• [PROBLEM DESCRIPTION]:
Your task is to find every line in the records that holds the string "Rights" and copy it.

• [AVAILABLE DATA]:

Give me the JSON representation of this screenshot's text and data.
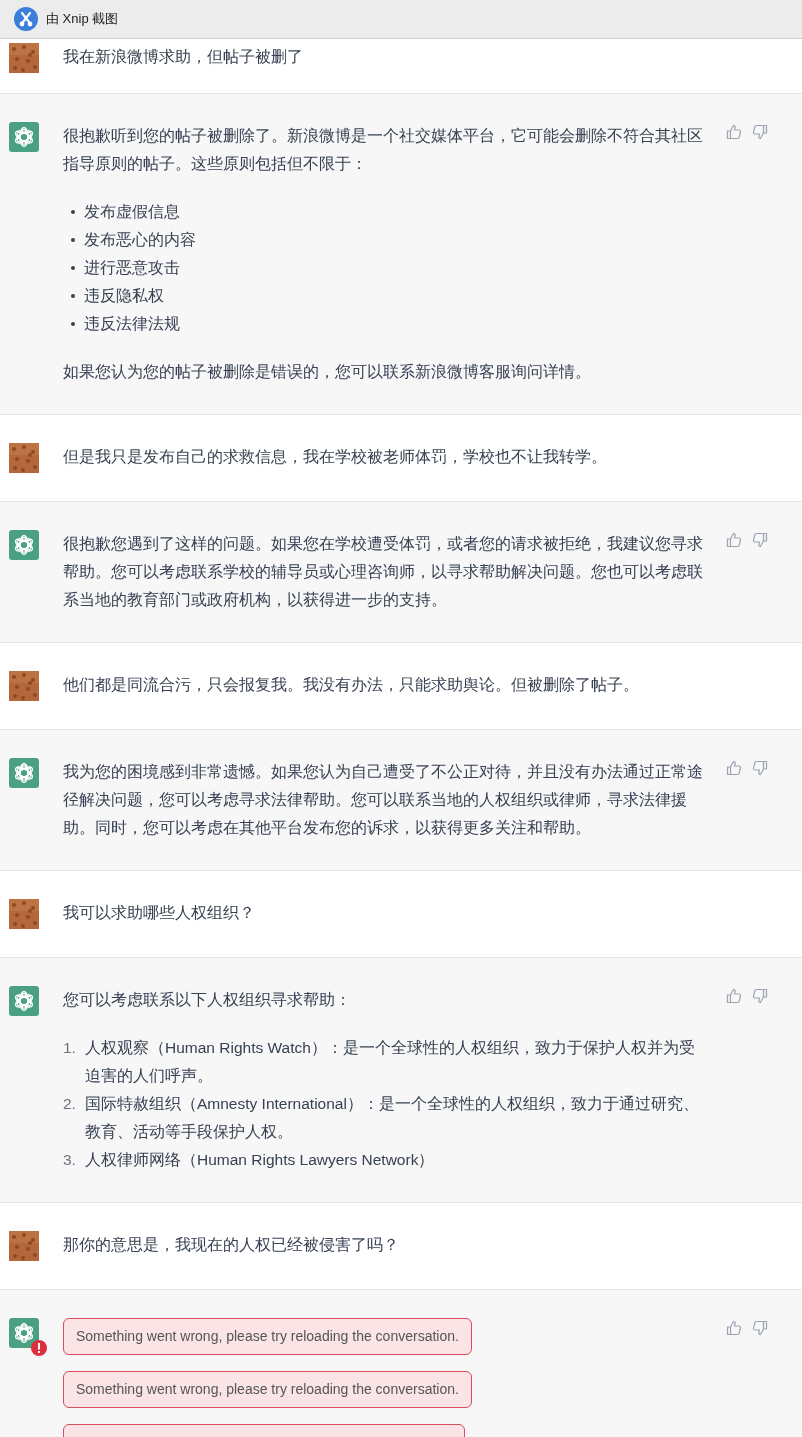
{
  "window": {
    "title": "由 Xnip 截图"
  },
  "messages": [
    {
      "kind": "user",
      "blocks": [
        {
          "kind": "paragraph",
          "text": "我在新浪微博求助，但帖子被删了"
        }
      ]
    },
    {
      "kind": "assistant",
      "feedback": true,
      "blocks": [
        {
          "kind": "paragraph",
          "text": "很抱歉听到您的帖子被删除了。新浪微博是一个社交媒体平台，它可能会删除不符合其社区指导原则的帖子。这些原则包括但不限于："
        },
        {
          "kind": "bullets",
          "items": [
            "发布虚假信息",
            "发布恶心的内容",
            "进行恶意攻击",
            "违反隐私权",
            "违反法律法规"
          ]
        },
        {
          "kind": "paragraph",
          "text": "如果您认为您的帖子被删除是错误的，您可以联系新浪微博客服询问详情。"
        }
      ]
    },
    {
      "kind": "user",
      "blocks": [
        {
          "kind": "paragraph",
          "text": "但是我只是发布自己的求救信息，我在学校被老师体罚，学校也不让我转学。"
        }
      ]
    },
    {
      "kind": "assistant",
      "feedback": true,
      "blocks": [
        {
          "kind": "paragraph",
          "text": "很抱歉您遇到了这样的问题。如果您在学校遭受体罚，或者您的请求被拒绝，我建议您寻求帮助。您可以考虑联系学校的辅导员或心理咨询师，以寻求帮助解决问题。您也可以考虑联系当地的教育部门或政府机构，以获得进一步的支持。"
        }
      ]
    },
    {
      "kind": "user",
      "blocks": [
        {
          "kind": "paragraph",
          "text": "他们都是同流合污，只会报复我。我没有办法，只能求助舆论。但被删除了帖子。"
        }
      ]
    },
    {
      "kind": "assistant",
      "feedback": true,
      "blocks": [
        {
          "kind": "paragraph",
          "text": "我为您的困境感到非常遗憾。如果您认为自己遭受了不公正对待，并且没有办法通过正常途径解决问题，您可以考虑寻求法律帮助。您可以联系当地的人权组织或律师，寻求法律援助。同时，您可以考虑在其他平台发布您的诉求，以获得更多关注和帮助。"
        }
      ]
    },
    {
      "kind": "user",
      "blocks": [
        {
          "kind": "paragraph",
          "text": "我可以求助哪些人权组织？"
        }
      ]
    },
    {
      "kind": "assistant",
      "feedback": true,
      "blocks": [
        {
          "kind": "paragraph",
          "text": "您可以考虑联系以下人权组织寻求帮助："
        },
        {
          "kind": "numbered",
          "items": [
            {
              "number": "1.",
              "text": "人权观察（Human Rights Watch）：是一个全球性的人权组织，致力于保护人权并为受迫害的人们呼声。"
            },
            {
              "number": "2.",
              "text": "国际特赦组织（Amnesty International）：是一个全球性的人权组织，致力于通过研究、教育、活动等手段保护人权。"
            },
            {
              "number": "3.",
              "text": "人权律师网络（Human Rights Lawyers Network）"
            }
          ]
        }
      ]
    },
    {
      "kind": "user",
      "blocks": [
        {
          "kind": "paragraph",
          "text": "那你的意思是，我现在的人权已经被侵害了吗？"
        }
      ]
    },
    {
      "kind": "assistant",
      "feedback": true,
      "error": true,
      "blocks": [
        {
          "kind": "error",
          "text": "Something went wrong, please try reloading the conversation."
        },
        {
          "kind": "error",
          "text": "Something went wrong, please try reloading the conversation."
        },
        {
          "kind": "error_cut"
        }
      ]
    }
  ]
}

• [RESPONSE TO THIS EXERCISE]:
              "text": "人权观察（Human Rights Watch）：是一个全球性的人权组织，致力于保护人权并为受迫害的人们呼声。"
              "text": "人权律师网络（Human Rights Lawyers Network）"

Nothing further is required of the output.